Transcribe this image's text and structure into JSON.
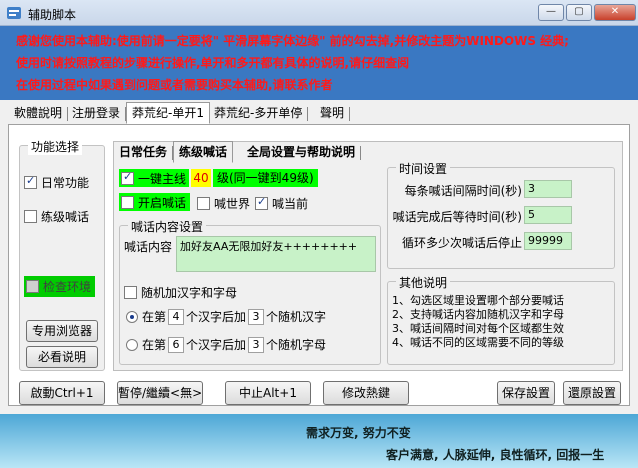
{
  "window": {
    "title": "辅助脚本",
    "minimize": "—",
    "maximize": "▢",
    "close": "✕"
  },
  "notice": {
    "line1": "感谢您使用本辅助:使用前请一定要将\" 平滑屏幕字体边缘\" 前的勾去掉,并修改主题为WINDOWS 经典;",
    "line2": "使用时请按照教程的步骤进行操作,单开和多开都有具体的说明,请仔细查阅",
    "line3": "在使用过程中如果遇到问题或者需要购买本辅助,请联系作者"
  },
  "top_tabs": [
    "軟體說明",
    "注册登录",
    "莽荒纪-单开1",
    "莽荒纪-多开单停",
    "聲明"
  ],
  "func_group": {
    "title": "功能选择",
    "daily": "日常功能",
    "shout": "练级喊话",
    "env": "检查环境",
    "browser_btn": "专用浏览器",
    "readme_btn": "必看说明"
  },
  "inner_tabs": [
    "日常任务",
    "练级喊话",
    "全局设置与帮助说明"
  ],
  "shout": {
    "mainline_label": "一键主线",
    "mainline_level": "40",
    "mainline_note": "级(同一键到49级)",
    "open_shout": "开启喊话",
    "world": "喊世界",
    "current": "喊当前"
  },
  "content_group": {
    "title": "喊话内容设置",
    "content_label": "喊话内容",
    "content_value": "加好友AA无限加好友++++++++",
    "random_cb": "随机加汉字和字母",
    "radio1_pre": "在第",
    "radio1_n1": "4",
    "radio1_mid": "个汉字后加",
    "radio1_n2": "3",
    "radio1_post": "个随机汉字",
    "radio2_pre": "在第",
    "radio2_n1": "6",
    "radio2_mid": "个汉字后加",
    "radio2_n2": "3",
    "radio2_post": "个随机字母"
  },
  "time_group": {
    "title": "时间设置",
    "interval_label": "每条喊话间隔时间(秒)",
    "interval_value": "3",
    "wait_label": "喊话完成后等待时间(秒)",
    "wait_value": "5",
    "loop_label": "循环多少次喊话后停止",
    "loop_value": "99999"
  },
  "other_group": {
    "title": "其他说明",
    "lines": [
      "1、勾选区域里设置哪个部分要喊话",
      "2、支持喊话内容加随机汉字和字母",
      "3、喊话间隔时间对每个区域都生效",
      "4、喊话不同的区域需要不同的等级"
    ]
  },
  "buttons": {
    "start": "啟動Ctrl+1",
    "pause": "暫停/繼續<無>",
    "stop": "中止Alt+1",
    "hotkey": "修改熱鍵",
    "save": "保存設置",
    "restore": "還原設置"
  },
  "footer": {
    "line1": "需求万变, 努力不变",
    "line2": "客户满意, 人脉延伸, 良性循环, 回报一生"
  },
  "colors": {
    "notice_bg": "#3a78c2",
    "notice_text": "#ff1a1a",
    "highlight_green": "#00ff00",
    "field_green": "#c8f2c8",
    "level_yellow": "#ffff00"
  }
}
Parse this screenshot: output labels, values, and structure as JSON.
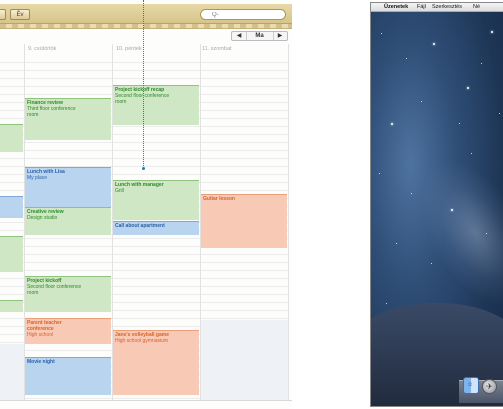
{
  "calendar": {
    "toolbar": {
      "button_primary": "",
      "button_secondary": "Év",
      "search_placeholder": "Q-"
    },
    "nav": {
      "prev": "◀",
      "today": "Ma",
      "next": "▶"
    },
    "day_headers": [
      "9. csütörtök",
      "10. péntek",
      "11. szombat"
    ],
    "events": [
      {
        "id": "finance",
        "title": "Finance review",
        "sub1": "Third floor conference",
        "sub2": "room",
        "color": "green"
      },
      {
        "id": "kickoff-recap",
        "title": "Project kickoff recap",
        "sub1": "Second floor conference",
        "sub2": "room",
        "color": "green"
      },
      {
        "id": "lunch-lisa",
        "title": "Lunch with Lisa",
        "sub1": "My place",
        "sub2": "",
        "color": "blue"
      },
      {
        "id": "lunch-manager",
        "title": "Lunch with manager",
        "sub1": "Grill",
        "sub2": "",
        "color": "green"
      },
      {
        "id": "guitar",
        "title": "Guitar lesson",
        "sub1": "",
        "sub2": "",
        "color": "orange"
      },
      {
        "id": "creative",
        "title": "Creative review",
        "sub1": "Design studio",
        "sub2": "",
        "color": "green"
      },
      {
        "id": "apartment",
        "title": "Call about apartment",
        "sub1": "",
        "sub2": "",
        "color": "blue"
      },
      {
        "id": "kickoff",
        "title": "Project kickoff",
        "sub1": "Second floor conference",
        "sub2": "room",
        "color": "green"
      },
      {
        "id": "parent",
        "title": "Parent teacher",
        "sub1": "conference",
        "sub2": "High school",
        "color": "orange"
      },
      {
        "id": "volleyball",
        "title": "Jane's volleyball game",
        "sub1": "High school gymnasium",
        "sub2": "",
        "color": "orange"
      },
      {
        "id": "movie",
        "title": "Movie night",
        "sub1": "",
        "sub2": "",
        "color": "blue"
      }
    ]
  },
  "desktop": {
    "menubar": {
      "apple": "",
      "app_name": "Üzenetek",
      "menu_file": "Fájl",
      "menu_edit": "Szerkesztés",
      "menu_partial": "Né"
    }
  },
  "colors": {
    "event_green": "#cfe7c4",
    "event_blue": "#b9d4ee",
    "event_orange": "#f8c9b4",
    "callout": "#0a86c9"
  }
}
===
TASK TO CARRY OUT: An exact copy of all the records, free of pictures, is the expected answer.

TASK OUTPUT:
Transcribe this image's text and structure into JSON.
{
  "window": {
    "title": "辅助脚本",
    "minimize": "—",
    "maximize": "▢",
    "close": "✕"
  },
  "notice": {
    "line1": "感谢您使用本辅助:使用前请一定要将\" 平滑屏幕字体边缘\" 前的勾去掉,并修改主题为WINDOWS 经典;",
    "line2": "使用时请按照教程的步骤进行操作,单开和多开都有具体的说明,请仔细查阅",
    "line3": "在使用过程中如果遇到问题或者需要购买本辅助,请联系作者"
  },
  "top_tabs": [
    "軟體說明",
    "注册登录",
    "莽荒纪-单开1",
    "莽荒纪-多开单停",
    "聲明"
  ],
  "func_group": {
    "title": "功能选择",
    "daily": "日常功能",
    "shout": "练级喊话",
    "env": "检查环境",
    "browser_btn": "专用浏览器",
    "readme_btn": "必看说明"
  },
  "inner_tabs": [
    "日常任务",
    "练级喊话",
    "全局设置与帮助说明"
  ],
  "shout": {
    "mainline_label": "一键主线",
    "mainline_level": "40",
    "mainline_note": "级(同一键到49级)",
    "open_shout": "开启喊话",
    "world": "喊世界",
    "current": "喊当前"
  },
  "content_group": {
    "title": "喊话内容设置",
    "content_label": "喊话内容",
    "content_value": "加好友AA无限加好友++++++++",
    "random_cb": "随机加汉字和字母",
    "radio1_pre": "在第",
    "radio1_n1": "4",
    "radio1_mid": "个汉字后加",
    "radio1_n2": "3",
    "radio1_post": "个随机汉字",
    "radio2_pre": "在第",
    "radio2_n1": "6",
    "radio2_mid": "个汉字后加",
    "radio2_n2": "3",
    "radio2_post": "个随机字母"
  },
  "time_group": {
    "title": "时间设置",
    "interval_label": "每条喊话间隔时间(秒)",
    "interval_value": "3",
    "wait_label": "喊话完成后等待时间(秒)",
    "wait_value": "5",
    "loop_label": "循环多少次喊话后停止",
    "loop_value": "99999"
  },
  "other_group": {
    "title": "其他说明",
    "lines": [
      "1、勾选区域里设置哪个部分要喊话",
      "2、支持喊话内容加随机汉字和字母",
      "3、喊话间隔时间对每个区域都生效",
      "4、喊话不同的区域需要不同的等级"
    ]
  },
  "buttons": {
    "start": "啟動Ctrl+1",
    "pause": "暫停/繼續<無>",
    "stop": "中止Alt+1",
    "hotkey": "修改熱鍵",
    "save": "保存設置",
    "restore": "還原設置"
  },
  "footer": {
    "line1": "需求万变, 努力不变",
    "line2": "客户满意, 人脉延伸, 良性循环, 回报一生"
  },
  "colors": {
    "notice_bg": "#3a78c2",
    "notice_text": "#ff1a1a",
    "highlight_green": "#00ff00",
    "field_green": "#c8f2c8",
    "level_yellow": "#ffff00"
  }
}
Parse this screenshot: output labels, values, and structure as JSON.
{
  "calendar": {
    "toolbar": {
      "button_primary": "",
      "button_secondary": "Év",
      "search_placeholder": "Q-"
    },
    "nav": {
      "prev": "◀",
      "today": "Ma",
      "next": "▶"
    },
    "day_headers": [
      "9. csütörtök",
      "10. péntek",
      "11. szombat"
    ],
    "events": [
      {
        "id": "finance",
        "title": "Finance review",
        "sub1": "Third floor conference",
        "sub2": "room",
        "color": "green"
      },
      {
        "id": "kickoff-recap",
        "title": "Project kickoff recap",
        "sub1": "Second floor conference",
        "sub2": "room",
        "color": "green"
      },
      {
        "id": "lunch-lisa",
        "title": "Lunch with Lisa",
        "sub1": "My place",
        "sub2": "",
        "color": "blue"
      },
      {
        "id": "lunch-manager",
        "title": "Lunch with manager",
        "sub1": "Grill",
        "sub2": "",
        "color": "green"
      },
      {
        "id": "guitar",
        "title": "Guitar lesson",
        "sub1": "",
        "sub2": "",
        "color": "orange"
      },
      {
        "id": "creative",
        "title": "Creative review",
        "sub1": "Design studio",
        "sub2": "",
        "color": "green"
      },
      {
        "id": "apartment",
        "title": "Call about apartment",
        "sub1": "",
        "sub2": "",
        "color": "blue"
      },
      {
        "id": "kickoff",
        "title": "Project kickoff",
        "sub1": "Second floor conference",
        "sub2": "room",
        "color": "green"
      },
      {
        "id": "parent",
        "title": "Parent teacher",
        "sub1": "conference",
        "sub2": "High school",
        "color": "orange"
      },
      {
        "id": "volleyball",
        "title": "Jane's volleyball game",
        "sub1": "High school gymnasium",
        "sub2": "",
        "color": "orange"
      },
      {
        "id": "movie",
        "title": "Movie night",
        "sub1": "",
        "sub2": "",
        "color": "blue"
      }
    ]
  },
  "desktop": {
    "menubar": {
      "apple": "",
      "app_name": "Üzenetek",
      "menu_file": "Fájl",
      "menu_edit": "Szerkesztés",
      "menu_partial": "Né"
    }
  },
  "colors": {
    "event_green": "#cfe7c4",
    "event_blue": "#b9d4ee",
    "event_orange": "#f8c9b4",
    "callout": "#0a86c9"
  }
}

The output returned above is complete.